Segment Open
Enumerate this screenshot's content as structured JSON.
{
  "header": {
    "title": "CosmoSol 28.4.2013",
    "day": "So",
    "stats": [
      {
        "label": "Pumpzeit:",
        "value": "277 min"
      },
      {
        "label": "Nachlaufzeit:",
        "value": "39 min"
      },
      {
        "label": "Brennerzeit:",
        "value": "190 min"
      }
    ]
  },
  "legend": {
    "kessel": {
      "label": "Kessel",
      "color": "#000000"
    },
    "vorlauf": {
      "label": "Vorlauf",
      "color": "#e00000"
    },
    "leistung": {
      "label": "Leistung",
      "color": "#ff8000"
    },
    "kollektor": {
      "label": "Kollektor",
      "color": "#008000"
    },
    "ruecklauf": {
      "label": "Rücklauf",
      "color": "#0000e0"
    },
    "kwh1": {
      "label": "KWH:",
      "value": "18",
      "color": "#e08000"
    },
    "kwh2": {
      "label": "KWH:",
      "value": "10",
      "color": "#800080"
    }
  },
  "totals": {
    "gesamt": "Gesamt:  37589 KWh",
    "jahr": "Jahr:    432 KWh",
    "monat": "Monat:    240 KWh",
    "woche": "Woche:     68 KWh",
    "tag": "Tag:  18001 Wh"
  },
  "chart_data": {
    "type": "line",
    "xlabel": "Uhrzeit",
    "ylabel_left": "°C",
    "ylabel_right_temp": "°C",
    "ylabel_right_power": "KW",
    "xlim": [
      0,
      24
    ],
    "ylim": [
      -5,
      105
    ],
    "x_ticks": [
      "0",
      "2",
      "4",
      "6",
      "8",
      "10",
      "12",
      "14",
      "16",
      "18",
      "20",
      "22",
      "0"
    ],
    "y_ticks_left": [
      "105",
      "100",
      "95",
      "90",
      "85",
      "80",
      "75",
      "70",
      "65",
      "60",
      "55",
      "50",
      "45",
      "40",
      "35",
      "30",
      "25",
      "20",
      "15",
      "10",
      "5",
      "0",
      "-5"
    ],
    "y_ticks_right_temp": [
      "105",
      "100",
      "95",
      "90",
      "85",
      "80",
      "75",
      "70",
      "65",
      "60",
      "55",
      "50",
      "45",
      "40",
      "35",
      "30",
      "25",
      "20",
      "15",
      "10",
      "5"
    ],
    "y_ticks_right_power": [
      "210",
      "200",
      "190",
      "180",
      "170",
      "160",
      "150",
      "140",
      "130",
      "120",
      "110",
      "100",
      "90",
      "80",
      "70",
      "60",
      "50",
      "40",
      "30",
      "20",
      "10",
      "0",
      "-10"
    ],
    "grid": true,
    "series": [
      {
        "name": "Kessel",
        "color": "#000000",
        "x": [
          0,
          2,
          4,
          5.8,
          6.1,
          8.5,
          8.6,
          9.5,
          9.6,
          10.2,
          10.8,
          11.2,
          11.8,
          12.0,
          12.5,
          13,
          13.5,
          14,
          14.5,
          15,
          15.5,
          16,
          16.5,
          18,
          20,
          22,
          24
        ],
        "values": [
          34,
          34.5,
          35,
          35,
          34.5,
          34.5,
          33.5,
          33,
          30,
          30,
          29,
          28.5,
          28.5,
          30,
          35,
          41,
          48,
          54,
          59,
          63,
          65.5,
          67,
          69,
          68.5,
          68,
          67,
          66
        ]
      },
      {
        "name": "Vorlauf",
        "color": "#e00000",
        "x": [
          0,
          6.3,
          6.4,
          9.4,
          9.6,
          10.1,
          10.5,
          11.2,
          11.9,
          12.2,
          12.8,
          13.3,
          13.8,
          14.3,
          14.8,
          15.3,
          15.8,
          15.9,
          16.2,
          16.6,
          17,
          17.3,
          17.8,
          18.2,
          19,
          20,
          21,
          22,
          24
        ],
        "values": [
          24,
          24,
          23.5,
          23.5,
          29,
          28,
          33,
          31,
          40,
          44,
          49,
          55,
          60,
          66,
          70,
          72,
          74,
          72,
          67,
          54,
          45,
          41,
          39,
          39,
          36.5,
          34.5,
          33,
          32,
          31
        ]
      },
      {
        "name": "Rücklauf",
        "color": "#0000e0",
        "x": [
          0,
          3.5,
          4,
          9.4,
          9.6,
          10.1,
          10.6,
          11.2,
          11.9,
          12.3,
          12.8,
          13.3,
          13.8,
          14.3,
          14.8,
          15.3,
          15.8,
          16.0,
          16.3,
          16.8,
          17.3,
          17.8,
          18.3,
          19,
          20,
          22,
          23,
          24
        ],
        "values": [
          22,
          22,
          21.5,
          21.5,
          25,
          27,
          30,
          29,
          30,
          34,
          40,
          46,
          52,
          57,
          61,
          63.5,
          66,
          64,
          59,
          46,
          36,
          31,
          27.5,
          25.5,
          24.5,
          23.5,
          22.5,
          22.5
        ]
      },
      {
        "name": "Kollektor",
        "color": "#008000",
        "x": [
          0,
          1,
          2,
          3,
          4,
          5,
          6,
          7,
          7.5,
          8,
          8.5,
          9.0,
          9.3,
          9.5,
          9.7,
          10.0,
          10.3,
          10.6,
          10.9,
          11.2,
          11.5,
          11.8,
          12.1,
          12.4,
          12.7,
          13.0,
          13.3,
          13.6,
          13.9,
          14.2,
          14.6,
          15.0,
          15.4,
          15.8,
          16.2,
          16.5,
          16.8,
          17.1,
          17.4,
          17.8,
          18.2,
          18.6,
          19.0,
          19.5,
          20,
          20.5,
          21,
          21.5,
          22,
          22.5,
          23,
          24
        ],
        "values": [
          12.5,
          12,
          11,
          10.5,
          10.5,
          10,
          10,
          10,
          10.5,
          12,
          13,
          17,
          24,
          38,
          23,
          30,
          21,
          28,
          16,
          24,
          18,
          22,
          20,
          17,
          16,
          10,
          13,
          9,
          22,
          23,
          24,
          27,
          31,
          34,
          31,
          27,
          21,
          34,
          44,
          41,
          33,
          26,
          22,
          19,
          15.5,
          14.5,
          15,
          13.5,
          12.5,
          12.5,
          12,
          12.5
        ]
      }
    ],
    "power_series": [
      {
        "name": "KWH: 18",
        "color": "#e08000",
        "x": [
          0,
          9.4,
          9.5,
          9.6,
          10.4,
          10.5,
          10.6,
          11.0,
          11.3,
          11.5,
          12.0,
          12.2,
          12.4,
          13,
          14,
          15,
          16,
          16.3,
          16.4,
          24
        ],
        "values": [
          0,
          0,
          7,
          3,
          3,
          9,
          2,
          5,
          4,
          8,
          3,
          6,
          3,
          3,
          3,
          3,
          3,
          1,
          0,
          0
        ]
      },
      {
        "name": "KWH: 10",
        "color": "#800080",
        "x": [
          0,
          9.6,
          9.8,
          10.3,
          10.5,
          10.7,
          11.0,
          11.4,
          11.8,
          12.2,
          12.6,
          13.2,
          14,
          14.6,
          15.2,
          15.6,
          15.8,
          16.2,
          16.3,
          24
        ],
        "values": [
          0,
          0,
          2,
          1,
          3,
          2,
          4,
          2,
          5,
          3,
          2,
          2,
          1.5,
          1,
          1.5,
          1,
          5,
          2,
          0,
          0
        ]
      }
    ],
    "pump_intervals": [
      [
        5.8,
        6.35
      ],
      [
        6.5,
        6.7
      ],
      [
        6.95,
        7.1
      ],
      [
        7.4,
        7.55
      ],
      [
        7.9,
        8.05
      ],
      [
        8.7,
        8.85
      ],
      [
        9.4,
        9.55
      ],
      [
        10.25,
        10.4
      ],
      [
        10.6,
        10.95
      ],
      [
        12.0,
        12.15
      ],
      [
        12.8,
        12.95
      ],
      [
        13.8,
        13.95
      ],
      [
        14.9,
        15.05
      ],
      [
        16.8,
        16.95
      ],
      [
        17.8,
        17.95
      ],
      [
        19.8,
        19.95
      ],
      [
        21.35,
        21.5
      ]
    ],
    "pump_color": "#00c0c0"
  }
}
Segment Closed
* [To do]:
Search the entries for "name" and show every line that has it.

* [Written solution]:
        "name": "Kessel",
        "name": "Vorlauf",
        "name": "Rücklauf",
        "name": "Kollektor",
        "name": "KWH: 18",
        "name": "KWH: 10",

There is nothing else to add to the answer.